**EXERCISE DETAILS**.
Read the records below and report each line in which "accent" occurs.
DATA TO USE section start
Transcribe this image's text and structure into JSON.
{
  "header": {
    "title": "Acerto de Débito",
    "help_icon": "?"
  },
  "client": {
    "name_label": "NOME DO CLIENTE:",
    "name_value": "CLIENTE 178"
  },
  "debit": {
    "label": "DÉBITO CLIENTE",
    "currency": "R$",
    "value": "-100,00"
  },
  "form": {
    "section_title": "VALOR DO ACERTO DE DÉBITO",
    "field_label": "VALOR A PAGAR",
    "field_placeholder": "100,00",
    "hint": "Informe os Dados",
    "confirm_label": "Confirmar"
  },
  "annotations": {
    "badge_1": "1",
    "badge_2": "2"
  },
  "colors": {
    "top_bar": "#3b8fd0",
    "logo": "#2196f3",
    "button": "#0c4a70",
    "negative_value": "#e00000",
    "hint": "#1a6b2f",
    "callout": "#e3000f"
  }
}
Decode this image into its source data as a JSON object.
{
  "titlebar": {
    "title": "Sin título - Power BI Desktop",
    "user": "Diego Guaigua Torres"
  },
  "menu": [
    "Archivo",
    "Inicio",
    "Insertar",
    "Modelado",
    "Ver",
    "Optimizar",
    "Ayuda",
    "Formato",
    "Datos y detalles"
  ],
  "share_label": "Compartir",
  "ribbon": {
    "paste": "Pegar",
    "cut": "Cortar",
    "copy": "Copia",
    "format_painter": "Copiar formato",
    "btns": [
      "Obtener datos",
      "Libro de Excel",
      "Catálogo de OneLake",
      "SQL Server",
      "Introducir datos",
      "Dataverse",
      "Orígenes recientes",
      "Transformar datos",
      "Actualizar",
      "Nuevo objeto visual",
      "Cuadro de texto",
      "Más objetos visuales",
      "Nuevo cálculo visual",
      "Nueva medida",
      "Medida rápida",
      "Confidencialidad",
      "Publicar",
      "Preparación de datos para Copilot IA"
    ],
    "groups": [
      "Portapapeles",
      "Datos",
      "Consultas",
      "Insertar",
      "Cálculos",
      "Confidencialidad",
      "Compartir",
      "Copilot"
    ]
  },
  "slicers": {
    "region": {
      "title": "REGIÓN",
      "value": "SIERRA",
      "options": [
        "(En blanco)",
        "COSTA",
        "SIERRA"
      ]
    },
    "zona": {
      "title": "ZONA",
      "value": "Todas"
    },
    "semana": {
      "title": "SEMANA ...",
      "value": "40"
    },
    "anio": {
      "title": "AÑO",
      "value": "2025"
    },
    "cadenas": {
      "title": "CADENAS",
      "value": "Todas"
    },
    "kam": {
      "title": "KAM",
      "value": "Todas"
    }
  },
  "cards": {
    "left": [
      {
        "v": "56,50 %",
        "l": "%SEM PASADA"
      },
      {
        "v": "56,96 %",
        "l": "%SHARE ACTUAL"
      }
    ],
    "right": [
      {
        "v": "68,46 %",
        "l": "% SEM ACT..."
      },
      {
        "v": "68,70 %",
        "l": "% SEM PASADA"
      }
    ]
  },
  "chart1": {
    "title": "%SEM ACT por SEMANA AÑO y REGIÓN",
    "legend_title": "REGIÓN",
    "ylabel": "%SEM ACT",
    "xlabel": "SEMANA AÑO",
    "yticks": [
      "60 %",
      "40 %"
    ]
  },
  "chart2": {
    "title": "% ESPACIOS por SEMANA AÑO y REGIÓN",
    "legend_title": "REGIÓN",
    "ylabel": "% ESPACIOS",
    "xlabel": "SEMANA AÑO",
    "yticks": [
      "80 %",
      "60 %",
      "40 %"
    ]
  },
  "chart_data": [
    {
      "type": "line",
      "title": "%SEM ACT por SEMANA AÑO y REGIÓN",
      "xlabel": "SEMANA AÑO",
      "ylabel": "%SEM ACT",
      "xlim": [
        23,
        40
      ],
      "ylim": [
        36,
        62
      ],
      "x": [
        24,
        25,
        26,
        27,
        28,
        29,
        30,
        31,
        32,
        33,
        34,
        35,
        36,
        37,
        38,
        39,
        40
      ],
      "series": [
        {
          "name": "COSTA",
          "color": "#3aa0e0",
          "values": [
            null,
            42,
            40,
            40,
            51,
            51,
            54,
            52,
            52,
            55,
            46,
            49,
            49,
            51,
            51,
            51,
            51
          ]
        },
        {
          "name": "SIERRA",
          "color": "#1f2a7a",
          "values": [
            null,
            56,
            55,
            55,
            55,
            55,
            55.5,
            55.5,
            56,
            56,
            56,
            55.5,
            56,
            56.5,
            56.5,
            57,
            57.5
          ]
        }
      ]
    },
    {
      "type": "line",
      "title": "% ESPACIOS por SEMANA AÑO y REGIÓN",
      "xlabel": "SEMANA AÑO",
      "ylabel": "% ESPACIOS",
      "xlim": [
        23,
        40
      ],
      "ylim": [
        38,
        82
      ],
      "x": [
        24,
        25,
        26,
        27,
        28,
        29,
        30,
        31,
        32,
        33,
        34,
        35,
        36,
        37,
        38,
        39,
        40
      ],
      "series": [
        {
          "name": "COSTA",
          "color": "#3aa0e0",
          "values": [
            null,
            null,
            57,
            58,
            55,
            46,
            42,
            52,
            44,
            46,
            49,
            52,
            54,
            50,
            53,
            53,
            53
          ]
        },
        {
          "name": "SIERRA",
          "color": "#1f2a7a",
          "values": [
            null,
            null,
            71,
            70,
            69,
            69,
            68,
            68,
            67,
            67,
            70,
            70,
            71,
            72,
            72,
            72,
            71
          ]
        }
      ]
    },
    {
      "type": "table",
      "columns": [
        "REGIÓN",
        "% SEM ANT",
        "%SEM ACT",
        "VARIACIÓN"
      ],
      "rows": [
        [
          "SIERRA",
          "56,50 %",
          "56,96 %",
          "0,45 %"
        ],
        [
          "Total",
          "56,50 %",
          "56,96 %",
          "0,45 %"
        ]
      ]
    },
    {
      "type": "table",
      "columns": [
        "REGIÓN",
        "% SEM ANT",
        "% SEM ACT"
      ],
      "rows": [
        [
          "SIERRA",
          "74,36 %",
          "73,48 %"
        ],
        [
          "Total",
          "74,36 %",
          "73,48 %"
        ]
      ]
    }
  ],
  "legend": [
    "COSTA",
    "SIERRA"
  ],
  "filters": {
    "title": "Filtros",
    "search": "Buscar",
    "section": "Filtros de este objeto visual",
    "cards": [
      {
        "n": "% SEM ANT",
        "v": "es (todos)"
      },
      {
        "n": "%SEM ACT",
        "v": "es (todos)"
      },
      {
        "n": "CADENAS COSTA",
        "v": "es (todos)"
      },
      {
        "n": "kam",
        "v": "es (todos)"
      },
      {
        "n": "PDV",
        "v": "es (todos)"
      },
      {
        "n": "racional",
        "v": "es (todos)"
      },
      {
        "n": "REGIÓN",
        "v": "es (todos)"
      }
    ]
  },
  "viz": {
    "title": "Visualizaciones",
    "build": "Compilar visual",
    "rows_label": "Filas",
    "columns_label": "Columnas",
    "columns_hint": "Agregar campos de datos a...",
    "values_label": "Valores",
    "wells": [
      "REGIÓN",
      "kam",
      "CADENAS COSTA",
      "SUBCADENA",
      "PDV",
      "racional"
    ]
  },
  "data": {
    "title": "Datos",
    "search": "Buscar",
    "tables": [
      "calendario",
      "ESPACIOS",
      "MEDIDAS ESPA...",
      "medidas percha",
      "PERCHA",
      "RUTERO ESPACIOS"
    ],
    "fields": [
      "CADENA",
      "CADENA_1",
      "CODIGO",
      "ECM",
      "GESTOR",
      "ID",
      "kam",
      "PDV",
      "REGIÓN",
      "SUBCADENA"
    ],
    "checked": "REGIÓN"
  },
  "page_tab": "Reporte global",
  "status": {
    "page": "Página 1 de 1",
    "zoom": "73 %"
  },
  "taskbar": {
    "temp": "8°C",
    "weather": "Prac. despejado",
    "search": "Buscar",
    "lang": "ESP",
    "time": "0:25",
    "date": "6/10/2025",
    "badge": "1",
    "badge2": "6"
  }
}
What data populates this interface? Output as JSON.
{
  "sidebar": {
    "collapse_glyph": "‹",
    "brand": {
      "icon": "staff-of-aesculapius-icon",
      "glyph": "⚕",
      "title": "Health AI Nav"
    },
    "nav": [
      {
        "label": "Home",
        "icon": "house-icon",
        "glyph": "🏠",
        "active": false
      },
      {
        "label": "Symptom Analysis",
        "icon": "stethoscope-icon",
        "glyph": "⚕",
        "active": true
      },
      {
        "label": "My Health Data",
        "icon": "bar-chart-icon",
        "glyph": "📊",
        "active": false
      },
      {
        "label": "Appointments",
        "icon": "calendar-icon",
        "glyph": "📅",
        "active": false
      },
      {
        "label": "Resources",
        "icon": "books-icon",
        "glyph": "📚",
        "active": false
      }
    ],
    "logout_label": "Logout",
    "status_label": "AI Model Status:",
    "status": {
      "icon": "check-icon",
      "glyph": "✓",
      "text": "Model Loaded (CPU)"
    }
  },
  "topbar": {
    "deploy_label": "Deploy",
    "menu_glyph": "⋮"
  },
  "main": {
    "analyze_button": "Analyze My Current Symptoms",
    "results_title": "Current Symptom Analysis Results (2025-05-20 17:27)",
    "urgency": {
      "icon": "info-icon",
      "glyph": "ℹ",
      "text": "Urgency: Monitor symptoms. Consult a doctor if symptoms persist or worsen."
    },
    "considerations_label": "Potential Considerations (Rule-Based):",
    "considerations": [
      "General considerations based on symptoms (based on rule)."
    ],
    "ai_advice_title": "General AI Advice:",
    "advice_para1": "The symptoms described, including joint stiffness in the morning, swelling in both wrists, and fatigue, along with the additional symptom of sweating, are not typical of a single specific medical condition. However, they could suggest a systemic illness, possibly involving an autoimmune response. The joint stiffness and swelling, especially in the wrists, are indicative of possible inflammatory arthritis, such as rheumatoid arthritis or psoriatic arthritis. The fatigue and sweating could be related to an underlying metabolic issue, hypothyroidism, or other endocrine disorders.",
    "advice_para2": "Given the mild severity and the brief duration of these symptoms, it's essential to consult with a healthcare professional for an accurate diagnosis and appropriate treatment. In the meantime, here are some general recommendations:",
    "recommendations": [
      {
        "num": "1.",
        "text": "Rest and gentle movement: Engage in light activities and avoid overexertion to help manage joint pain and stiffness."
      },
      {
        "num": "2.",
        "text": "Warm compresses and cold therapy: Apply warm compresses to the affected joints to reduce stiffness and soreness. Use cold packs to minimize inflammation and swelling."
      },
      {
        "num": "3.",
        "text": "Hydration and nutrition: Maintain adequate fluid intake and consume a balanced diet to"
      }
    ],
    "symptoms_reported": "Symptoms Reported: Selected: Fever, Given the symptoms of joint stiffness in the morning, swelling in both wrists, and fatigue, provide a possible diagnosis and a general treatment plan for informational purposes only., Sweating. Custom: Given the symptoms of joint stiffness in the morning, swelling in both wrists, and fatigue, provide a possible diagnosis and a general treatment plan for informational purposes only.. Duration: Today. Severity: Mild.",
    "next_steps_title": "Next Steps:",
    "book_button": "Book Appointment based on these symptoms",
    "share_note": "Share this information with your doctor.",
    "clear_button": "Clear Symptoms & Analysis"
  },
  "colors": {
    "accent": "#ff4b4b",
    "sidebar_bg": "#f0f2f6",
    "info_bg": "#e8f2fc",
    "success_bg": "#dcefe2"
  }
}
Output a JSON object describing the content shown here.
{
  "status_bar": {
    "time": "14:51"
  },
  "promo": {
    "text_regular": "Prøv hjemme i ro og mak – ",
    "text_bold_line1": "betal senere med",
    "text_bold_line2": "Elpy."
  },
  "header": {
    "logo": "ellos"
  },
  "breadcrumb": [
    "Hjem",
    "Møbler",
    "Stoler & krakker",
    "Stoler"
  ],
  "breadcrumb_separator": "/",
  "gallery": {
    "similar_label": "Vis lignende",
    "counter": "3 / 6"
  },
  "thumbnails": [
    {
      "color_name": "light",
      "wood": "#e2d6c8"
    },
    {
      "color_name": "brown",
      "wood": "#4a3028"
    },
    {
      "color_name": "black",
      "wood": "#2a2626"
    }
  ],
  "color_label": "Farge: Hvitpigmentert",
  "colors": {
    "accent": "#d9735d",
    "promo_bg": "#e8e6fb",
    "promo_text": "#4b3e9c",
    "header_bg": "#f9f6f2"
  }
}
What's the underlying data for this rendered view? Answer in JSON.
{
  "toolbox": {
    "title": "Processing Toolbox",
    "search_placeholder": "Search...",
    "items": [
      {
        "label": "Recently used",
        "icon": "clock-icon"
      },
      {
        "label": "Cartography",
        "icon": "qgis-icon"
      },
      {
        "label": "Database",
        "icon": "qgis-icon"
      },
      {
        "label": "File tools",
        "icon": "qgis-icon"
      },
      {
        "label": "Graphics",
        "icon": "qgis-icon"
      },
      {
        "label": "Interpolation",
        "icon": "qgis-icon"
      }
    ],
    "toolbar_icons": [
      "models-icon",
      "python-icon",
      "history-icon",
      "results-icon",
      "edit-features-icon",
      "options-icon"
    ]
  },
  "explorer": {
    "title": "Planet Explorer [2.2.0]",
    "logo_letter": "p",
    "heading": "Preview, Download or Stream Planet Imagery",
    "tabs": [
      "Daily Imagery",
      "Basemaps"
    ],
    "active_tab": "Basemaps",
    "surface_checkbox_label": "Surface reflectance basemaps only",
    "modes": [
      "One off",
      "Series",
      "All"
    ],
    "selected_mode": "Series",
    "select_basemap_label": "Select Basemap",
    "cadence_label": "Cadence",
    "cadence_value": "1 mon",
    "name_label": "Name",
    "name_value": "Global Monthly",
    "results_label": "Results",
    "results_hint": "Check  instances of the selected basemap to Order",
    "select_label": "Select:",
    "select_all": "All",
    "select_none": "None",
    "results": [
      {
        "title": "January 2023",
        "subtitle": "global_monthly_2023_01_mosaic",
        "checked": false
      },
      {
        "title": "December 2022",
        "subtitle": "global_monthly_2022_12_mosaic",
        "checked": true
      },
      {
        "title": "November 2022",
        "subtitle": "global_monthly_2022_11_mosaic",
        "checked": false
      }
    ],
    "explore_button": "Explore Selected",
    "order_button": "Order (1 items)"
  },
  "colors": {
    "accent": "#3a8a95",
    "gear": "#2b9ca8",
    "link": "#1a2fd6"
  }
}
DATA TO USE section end
**RESPONSE**.
    "accent": "#ff4b4b",
    "accent": "#d9735d",
    "accent": "#3a8a95",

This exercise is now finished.